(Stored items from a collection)
○ ○ ○ ○ ○

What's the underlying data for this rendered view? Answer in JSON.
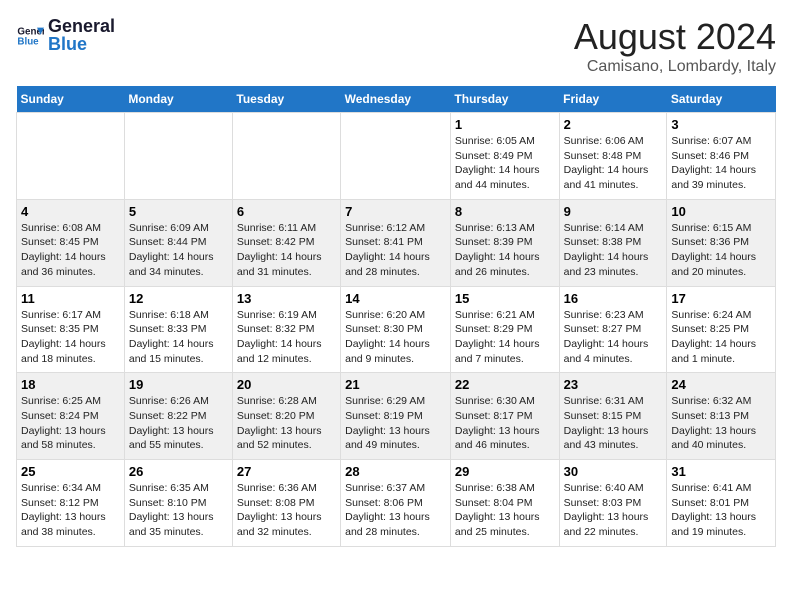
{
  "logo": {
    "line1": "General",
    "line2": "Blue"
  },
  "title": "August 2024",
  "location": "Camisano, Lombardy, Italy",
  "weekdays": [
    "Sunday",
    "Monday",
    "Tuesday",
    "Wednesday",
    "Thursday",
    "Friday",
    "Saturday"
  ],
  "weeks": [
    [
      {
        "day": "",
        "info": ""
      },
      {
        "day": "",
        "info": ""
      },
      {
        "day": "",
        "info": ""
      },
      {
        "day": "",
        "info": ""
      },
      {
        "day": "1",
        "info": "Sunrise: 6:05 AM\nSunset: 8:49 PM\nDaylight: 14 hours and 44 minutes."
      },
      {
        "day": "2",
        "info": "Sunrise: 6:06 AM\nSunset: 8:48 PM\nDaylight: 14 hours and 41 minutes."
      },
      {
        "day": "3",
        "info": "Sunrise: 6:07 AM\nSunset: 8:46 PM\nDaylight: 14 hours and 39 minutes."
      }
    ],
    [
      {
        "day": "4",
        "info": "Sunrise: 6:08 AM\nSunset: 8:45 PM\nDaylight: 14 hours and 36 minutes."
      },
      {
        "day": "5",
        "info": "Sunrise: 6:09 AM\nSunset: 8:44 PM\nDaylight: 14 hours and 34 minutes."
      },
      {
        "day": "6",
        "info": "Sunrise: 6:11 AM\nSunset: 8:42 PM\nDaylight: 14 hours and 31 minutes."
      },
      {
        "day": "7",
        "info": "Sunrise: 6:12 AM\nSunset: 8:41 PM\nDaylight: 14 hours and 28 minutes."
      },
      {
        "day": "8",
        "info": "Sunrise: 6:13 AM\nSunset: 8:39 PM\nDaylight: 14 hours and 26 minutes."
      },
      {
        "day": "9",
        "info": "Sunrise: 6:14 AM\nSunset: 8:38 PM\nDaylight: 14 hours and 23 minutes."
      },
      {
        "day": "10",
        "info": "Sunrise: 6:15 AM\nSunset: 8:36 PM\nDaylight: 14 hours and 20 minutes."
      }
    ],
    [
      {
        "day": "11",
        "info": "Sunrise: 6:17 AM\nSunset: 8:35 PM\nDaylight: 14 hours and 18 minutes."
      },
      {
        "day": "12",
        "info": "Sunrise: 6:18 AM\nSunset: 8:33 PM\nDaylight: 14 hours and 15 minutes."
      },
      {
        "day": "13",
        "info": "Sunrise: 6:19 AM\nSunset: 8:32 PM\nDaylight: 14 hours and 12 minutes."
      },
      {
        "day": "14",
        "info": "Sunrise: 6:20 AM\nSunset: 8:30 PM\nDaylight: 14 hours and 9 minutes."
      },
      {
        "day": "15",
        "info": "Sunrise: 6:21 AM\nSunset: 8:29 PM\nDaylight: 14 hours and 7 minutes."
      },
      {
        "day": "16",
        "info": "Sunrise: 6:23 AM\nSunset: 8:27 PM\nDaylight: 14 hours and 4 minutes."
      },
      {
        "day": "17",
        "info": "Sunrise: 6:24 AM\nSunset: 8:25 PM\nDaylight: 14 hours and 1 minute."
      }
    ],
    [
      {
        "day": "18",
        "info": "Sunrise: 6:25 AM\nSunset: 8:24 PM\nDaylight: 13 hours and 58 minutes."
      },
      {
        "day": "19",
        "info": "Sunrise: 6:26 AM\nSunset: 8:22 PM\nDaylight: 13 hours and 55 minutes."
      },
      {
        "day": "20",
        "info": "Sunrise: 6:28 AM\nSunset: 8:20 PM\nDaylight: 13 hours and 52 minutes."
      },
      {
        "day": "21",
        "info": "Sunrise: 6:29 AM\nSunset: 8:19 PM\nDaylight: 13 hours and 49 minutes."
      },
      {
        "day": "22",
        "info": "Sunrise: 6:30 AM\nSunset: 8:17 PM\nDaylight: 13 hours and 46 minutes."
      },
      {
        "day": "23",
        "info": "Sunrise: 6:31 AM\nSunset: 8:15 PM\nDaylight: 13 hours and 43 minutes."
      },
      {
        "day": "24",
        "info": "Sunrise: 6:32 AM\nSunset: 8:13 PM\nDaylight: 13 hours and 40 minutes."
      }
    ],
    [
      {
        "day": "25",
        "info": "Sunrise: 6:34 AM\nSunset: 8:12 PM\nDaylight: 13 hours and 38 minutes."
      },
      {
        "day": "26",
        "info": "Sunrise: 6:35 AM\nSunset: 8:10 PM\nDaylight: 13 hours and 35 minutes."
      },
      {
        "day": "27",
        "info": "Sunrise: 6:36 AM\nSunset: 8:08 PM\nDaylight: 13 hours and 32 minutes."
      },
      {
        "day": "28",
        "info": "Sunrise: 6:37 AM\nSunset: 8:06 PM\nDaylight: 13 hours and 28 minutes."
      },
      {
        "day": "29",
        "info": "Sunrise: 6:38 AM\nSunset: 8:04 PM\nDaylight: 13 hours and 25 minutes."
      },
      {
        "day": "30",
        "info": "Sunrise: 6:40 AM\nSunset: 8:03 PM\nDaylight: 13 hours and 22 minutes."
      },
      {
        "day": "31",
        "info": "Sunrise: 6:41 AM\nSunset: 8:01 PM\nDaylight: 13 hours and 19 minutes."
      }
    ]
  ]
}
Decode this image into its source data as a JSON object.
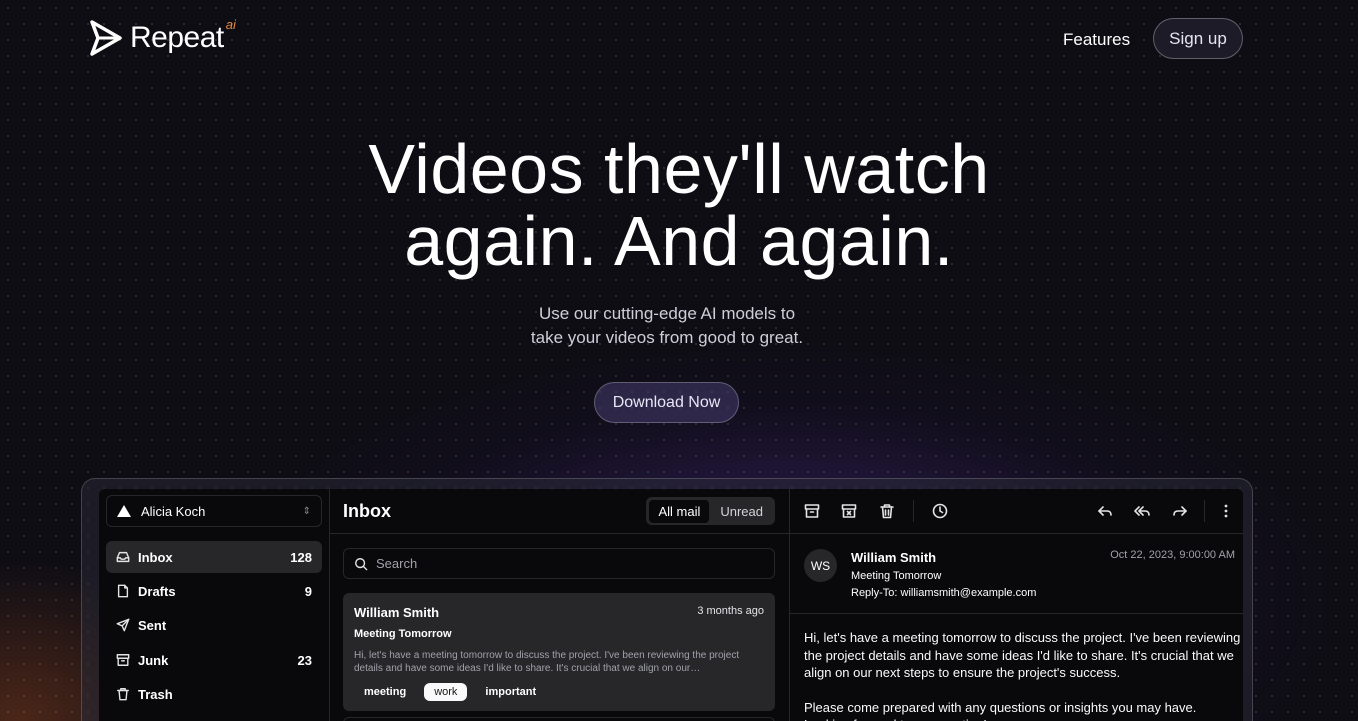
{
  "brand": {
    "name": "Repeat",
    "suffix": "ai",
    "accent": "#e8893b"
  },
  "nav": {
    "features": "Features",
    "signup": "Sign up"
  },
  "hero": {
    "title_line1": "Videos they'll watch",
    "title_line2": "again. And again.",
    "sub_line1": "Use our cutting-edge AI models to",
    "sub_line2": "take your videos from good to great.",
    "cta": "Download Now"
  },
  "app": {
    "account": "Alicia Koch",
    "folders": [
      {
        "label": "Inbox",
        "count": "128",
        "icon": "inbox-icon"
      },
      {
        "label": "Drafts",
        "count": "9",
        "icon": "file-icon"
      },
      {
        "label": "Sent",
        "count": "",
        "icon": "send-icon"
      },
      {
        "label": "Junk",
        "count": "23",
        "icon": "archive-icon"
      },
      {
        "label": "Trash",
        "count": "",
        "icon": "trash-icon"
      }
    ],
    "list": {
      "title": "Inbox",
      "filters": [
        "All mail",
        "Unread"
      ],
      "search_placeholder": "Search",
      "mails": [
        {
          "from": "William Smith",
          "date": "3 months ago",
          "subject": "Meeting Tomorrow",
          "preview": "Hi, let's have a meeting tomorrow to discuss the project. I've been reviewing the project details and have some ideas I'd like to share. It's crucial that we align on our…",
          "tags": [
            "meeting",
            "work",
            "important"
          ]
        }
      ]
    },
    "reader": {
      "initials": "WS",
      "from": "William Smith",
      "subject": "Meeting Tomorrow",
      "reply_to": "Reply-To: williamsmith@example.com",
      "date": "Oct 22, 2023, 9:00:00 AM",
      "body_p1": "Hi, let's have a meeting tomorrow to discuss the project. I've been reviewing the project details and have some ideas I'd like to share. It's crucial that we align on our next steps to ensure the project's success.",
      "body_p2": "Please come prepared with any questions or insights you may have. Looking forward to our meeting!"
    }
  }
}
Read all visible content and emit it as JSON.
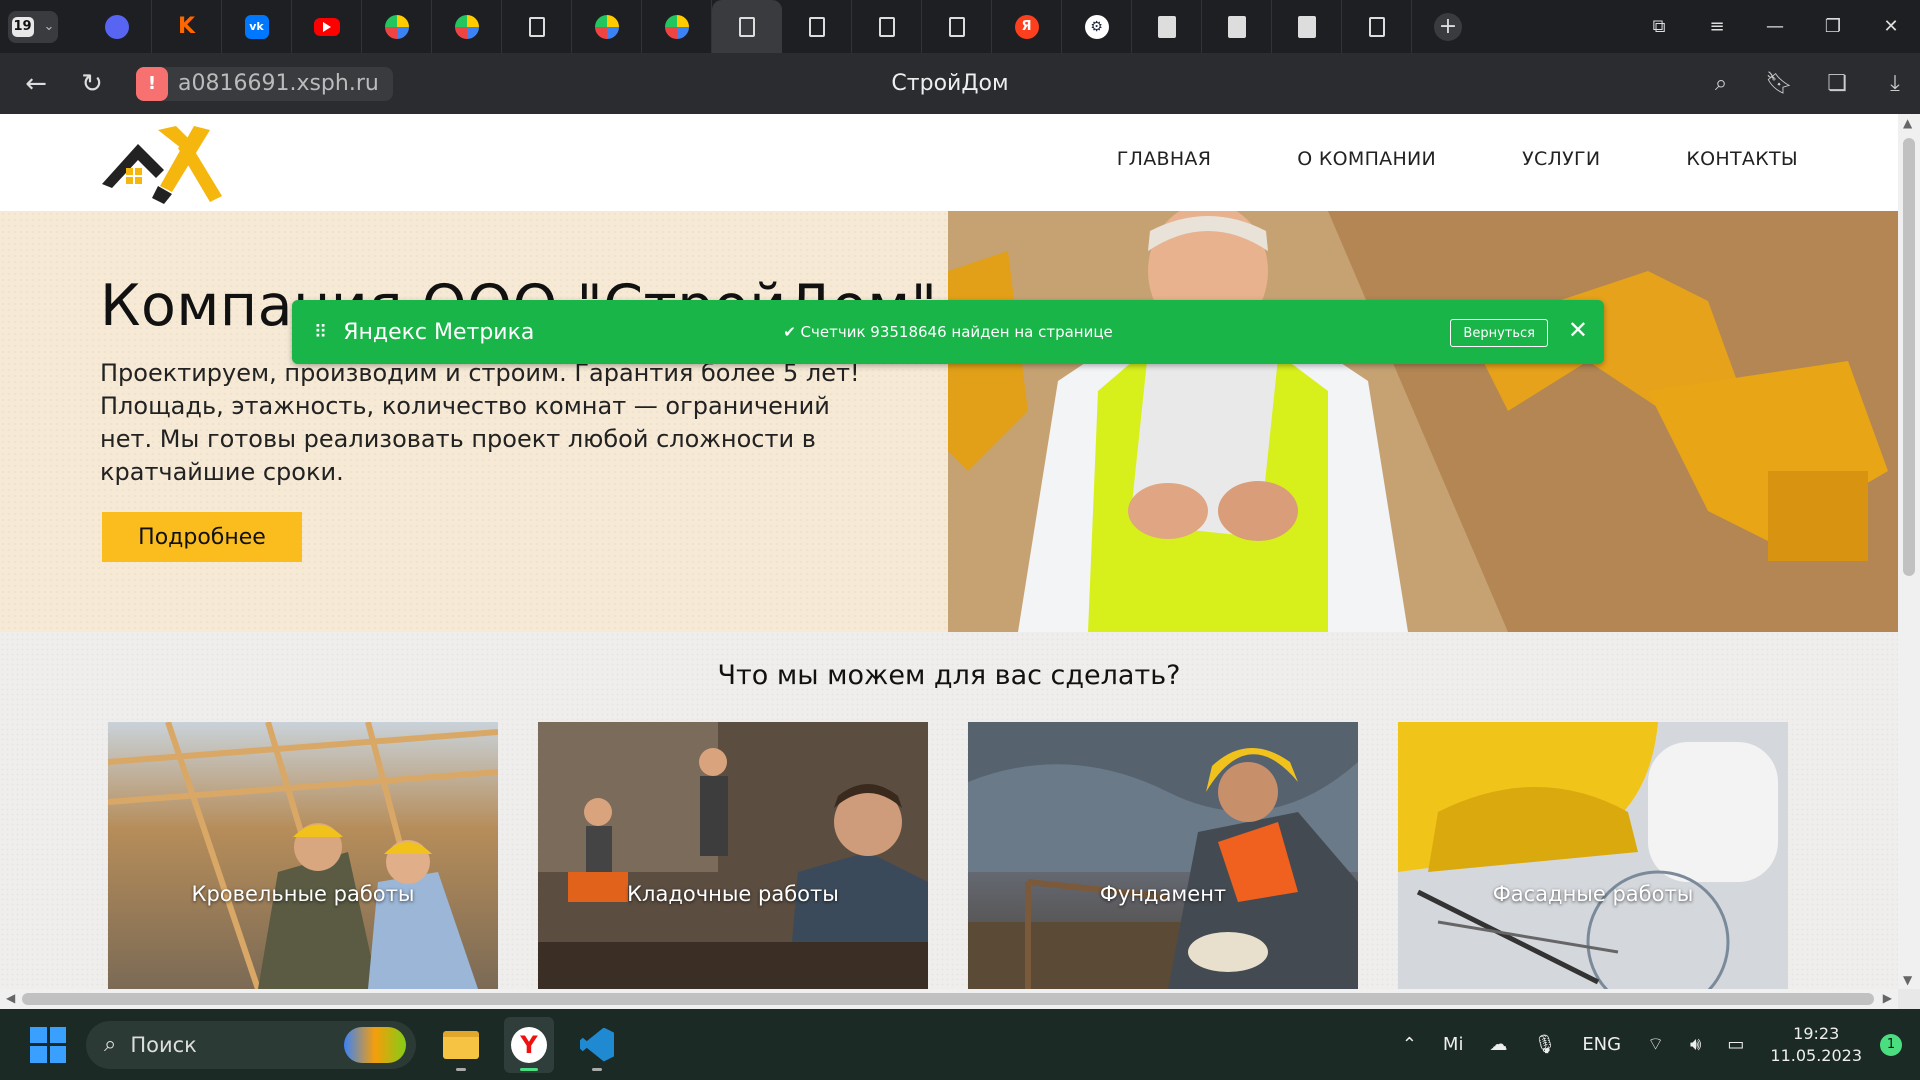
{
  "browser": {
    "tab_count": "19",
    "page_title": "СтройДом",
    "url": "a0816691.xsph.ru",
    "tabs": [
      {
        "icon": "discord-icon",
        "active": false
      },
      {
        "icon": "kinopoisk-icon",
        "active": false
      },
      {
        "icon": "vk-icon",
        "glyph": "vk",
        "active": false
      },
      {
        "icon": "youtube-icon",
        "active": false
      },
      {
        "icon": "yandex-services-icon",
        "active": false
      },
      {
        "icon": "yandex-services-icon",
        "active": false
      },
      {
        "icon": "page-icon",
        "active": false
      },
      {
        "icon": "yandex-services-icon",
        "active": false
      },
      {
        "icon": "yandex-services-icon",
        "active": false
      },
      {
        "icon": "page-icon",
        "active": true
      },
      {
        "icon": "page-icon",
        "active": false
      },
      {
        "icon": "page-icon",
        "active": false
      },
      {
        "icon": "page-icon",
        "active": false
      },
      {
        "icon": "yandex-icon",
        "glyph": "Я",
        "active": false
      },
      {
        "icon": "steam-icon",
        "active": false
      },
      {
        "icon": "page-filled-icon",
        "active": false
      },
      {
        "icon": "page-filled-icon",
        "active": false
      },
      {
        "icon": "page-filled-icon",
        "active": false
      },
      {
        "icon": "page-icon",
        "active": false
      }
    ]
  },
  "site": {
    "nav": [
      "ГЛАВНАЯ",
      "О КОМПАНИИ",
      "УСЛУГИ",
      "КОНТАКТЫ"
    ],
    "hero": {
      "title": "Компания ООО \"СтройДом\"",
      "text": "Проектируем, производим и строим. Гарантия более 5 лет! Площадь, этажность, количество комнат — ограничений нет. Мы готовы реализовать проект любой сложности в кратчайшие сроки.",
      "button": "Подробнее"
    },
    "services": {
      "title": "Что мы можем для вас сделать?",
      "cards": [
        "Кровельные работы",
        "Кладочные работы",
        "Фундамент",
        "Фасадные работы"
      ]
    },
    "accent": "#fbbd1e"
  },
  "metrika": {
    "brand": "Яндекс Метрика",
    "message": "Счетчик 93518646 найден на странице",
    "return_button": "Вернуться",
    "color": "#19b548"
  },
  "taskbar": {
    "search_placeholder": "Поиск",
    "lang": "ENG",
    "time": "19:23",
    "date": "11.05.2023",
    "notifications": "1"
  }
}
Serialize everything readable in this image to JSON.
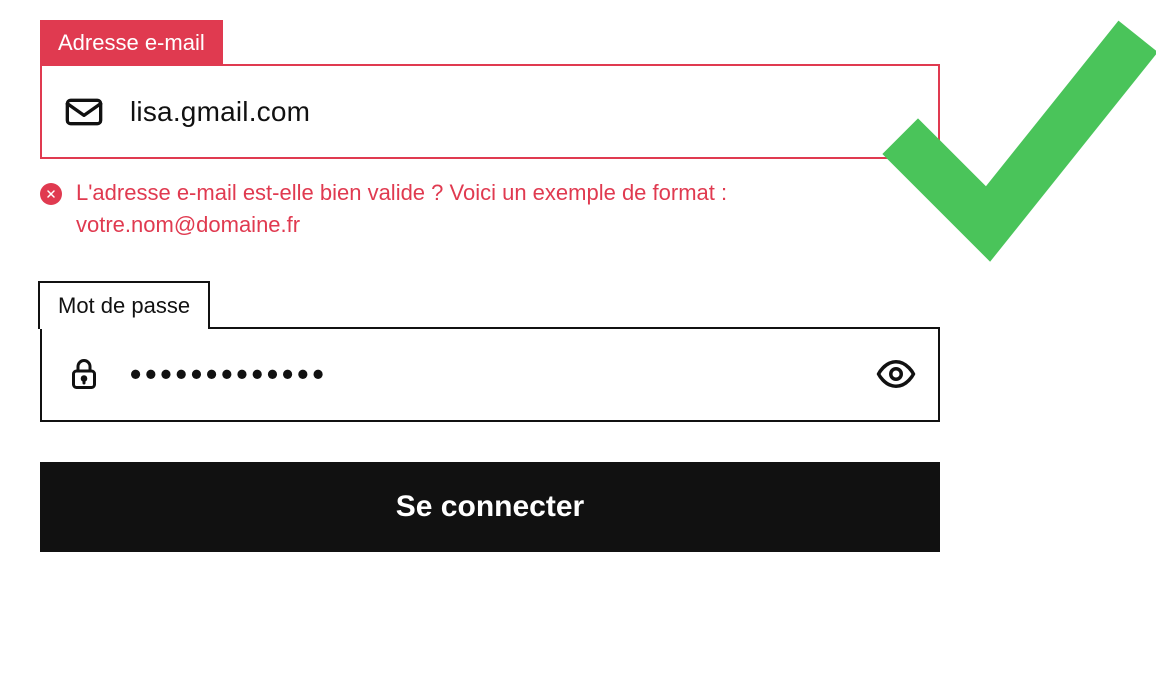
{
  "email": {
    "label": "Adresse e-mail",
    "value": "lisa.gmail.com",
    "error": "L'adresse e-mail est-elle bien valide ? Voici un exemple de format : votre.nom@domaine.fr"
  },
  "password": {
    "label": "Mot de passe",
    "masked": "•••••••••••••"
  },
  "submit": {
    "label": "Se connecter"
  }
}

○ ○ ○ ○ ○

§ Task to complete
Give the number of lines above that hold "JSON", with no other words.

§ Response for this exercise
4